• Task to complete: The whole listing is to be set down again without alteration.

• Input data:
>>>>>

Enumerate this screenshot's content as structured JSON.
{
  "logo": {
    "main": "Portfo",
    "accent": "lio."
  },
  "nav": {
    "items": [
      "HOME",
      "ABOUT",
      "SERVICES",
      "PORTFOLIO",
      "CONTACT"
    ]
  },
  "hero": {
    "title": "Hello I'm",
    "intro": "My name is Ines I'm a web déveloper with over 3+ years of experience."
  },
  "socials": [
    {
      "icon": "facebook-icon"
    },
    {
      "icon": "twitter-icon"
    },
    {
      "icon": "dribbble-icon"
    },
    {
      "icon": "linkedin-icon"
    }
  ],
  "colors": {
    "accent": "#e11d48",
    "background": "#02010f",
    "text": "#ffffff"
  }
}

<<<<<

• Solution for this exercise:
Enumerate this screenshot's content as structured JSON.
{
  "logo": {
    "main": "Portfo",
    "accent": "lio."
  },
  "nav": {
    "items": [
      "HOME",
      "ABOUT",
      "SERVICES",
      "PORTFOLIO",
      "CONTACT"
    ]
  },
  "hero": {
    "title": "Hello I'm",
    "intro": "My name is Ines I'm a web déveloper with over 3+ years of experience."
  },
  "socials": [
    {
      "icon": "facebook-icon"
    },
    {
      "icon": "twitter-icon"
    },
    {
      "icon": "dribbble-icon"
    },
    {
      "icon": "linkedin-icon"
    }
  ],
  "colors": {
    "accent": "#e11d48",
    "background": "#02010f",
    "text": "#ffffff"
  }
}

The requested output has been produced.